Suffering from incurable cancer after the war aged 77 he had a miraculous recovery. He advertised for a pretty nurse and a Monique Bourgeois acquired the post.

She proved to be a muse, model and companion for the ageing artist who bought a house in Vence.

She then became a nun in the Dominican convent in Vence and out of gratitude to her and for his recovery Matisse built his chapel for the Order which opened in 1951.

We visited it yesterday.

I was struck by its simplicity. The building is white with clean lines. The building houses an exhibition of Matisse’s simple preparatory drawings.

The chapel itself has wonderful stained glass windows of  yellow and blue.

The altar set at an angle does not face the pews. Simplicity is the key or as Matisse put it:

Simple colours can act on the feelings all the more powerfully as they are simple.”

He wanted something far less crowded and grand than Notre Dame and he succeeded. As the was in a wheelchair by then he was forced to paint with a long brush.

We had time to visit the Maeght Foundation.

This houses as its principal attractions has two large and magnificent pictures of  Bonnard and Chagall and the stained glass windows of Miro.

Sadly the latter’s space was shared by an exhibition of arranged charcoal logs of of doubtful quality, the drab colours of the wood doing little for the vibrant blues of the stained glass windows.

To complete our art tour, we went to St Paul. We looked at the art galleries in the village.

At one such Bob rested his weary legs on a bench which proved to be a sculpture.

We could only marvel at the pictures on display in the dining room of the Colombe d’Or. Because of the rain we ate in the dining room where they are exhibited.

We fell into conversation with our Dutch dining neighbour who had been visiting there for 30 years . He said he was a trustee of the Royal Foundation but we could find no evidence of this . It was odd as he was a courteous, informed man who seems to have no wish to impress. Nor indeed expect anything from us. The Mysterious Dutchman of St Paul – sounds like a Somerset Maugham short story.

An almost perfect day was marred at the last.

The driver dropping us off in our narrow street has necessarily to block the traffic.

The French are impatient drivers and started  to hoot.

This attracted two policewomen who promptly booked the  driver.

It’s just as well the area has art exhibited of this quality as the locals would hardly entice you back.






About Alice Mansfield

A graduate of the Slade, Alice has painted and written about art all her life.

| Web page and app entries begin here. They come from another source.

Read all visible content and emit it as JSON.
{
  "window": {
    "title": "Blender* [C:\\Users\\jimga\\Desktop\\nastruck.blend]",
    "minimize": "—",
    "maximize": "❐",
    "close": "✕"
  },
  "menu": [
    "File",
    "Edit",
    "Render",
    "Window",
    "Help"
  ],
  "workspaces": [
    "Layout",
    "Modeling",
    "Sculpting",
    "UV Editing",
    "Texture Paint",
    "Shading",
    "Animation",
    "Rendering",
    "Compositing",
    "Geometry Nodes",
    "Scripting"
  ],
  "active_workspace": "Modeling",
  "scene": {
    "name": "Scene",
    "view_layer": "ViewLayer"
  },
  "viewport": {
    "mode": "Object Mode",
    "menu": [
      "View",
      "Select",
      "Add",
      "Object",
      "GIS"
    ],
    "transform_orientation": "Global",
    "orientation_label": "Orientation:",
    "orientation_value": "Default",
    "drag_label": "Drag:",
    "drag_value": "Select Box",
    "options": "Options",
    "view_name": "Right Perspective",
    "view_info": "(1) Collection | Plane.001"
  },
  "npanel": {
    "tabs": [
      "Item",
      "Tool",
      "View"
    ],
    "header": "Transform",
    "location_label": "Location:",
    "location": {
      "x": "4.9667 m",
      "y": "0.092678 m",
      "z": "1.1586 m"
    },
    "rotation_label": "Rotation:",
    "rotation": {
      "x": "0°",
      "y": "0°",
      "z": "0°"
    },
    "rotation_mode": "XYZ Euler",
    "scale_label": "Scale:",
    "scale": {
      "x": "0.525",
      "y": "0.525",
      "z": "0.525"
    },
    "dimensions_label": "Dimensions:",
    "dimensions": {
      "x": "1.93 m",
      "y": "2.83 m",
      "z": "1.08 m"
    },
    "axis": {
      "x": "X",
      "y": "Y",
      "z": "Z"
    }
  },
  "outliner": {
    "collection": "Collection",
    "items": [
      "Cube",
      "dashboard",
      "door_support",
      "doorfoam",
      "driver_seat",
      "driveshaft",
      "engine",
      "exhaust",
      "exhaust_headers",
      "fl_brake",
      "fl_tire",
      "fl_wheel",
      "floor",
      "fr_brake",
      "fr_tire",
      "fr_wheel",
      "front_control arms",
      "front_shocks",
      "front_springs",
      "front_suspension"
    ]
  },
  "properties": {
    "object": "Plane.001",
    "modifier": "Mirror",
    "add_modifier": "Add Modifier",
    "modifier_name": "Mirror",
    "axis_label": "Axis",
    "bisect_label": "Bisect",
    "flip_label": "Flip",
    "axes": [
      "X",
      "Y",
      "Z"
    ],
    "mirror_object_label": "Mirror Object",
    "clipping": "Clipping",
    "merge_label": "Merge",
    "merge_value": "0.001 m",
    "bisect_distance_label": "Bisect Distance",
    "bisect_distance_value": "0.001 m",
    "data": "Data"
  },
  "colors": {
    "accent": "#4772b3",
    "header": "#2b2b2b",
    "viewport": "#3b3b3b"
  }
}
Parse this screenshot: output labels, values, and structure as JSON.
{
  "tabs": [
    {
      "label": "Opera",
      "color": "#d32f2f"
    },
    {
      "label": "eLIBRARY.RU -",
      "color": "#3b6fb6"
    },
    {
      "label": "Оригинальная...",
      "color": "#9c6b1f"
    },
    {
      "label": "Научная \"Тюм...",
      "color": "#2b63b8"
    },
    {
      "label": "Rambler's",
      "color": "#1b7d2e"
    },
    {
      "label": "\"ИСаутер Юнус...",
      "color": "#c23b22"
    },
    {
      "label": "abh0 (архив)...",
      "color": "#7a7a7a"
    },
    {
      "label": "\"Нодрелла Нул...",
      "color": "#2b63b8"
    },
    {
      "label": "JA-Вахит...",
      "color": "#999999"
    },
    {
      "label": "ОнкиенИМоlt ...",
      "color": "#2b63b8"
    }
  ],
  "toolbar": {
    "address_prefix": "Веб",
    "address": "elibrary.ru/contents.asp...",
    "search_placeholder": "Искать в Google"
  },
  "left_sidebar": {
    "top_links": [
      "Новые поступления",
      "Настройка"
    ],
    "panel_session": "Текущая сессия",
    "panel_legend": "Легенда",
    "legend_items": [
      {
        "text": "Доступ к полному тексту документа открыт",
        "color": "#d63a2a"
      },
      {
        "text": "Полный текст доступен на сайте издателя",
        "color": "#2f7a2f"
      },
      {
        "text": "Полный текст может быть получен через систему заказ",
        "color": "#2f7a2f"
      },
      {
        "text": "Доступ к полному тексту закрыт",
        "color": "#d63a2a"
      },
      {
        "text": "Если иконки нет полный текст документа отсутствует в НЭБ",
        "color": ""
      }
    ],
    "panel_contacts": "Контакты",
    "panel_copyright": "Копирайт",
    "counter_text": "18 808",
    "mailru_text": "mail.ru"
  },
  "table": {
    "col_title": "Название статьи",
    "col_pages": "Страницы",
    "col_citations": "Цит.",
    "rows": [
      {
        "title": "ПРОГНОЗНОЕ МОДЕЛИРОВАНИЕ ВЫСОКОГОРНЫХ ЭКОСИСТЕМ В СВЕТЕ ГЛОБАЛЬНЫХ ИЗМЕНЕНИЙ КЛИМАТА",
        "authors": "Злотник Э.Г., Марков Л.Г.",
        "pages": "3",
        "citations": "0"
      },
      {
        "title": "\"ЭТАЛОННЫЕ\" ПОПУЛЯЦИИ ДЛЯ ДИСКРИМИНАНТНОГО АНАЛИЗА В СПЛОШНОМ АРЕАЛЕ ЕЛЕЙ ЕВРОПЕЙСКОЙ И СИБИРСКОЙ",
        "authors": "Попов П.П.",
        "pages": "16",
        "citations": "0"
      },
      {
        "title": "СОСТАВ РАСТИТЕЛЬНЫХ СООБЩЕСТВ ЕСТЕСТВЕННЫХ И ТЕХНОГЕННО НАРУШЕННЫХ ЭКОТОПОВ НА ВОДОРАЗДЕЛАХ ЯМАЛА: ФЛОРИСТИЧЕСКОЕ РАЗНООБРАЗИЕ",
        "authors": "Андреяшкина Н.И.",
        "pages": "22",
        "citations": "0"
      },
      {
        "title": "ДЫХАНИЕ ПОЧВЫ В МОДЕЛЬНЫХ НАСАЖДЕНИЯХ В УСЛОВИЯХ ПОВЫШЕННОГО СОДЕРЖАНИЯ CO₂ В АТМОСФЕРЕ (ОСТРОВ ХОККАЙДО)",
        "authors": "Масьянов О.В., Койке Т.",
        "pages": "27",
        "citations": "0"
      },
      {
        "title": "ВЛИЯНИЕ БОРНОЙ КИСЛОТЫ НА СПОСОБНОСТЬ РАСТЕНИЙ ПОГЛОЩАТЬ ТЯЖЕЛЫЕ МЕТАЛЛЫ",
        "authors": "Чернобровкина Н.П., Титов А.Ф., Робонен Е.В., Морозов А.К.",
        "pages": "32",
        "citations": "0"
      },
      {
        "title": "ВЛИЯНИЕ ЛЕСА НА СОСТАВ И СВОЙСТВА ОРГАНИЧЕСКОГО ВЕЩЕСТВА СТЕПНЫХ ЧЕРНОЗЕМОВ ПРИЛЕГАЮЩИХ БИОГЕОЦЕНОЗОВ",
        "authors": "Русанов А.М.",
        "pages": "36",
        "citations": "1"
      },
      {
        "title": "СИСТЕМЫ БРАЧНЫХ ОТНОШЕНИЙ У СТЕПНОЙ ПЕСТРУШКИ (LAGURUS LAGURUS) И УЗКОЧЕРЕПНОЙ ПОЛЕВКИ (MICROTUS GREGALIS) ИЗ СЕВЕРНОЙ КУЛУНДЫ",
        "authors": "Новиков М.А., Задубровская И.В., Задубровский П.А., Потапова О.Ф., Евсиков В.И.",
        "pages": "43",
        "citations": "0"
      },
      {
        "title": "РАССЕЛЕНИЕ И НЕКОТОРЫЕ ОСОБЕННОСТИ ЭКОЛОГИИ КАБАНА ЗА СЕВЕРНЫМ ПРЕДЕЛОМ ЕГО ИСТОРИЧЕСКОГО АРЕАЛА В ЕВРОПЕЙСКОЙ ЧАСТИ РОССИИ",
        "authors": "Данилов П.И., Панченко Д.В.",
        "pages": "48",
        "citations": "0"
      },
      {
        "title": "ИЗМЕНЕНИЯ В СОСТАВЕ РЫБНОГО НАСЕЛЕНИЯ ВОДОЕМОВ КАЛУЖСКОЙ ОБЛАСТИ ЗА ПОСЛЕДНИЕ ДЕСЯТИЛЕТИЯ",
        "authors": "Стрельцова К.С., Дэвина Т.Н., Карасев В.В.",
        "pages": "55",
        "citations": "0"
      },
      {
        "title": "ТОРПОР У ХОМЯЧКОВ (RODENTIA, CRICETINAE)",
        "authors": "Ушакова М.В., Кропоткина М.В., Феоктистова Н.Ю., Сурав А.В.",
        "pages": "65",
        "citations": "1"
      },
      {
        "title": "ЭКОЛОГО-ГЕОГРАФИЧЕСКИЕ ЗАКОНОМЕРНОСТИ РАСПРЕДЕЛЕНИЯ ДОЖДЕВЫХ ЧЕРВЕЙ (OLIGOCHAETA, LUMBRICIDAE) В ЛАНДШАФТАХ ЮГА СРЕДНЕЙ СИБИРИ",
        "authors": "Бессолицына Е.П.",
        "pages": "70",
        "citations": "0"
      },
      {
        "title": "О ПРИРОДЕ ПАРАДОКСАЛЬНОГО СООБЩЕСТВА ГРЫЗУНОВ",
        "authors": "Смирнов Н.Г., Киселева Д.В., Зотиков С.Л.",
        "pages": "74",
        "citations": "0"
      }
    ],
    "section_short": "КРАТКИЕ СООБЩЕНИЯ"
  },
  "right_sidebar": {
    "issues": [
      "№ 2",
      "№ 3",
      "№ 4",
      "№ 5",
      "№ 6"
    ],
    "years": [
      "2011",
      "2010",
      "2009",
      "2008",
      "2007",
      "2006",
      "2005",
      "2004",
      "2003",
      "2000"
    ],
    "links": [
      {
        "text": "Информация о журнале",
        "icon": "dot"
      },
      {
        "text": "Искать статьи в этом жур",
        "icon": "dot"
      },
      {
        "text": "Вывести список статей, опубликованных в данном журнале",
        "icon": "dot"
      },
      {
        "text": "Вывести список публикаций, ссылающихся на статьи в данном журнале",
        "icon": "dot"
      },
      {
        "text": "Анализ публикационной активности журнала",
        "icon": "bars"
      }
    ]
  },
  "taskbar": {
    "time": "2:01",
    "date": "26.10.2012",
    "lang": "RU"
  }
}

With her children now having now grown up and departed the nest, she recently took up sculpture. More Posts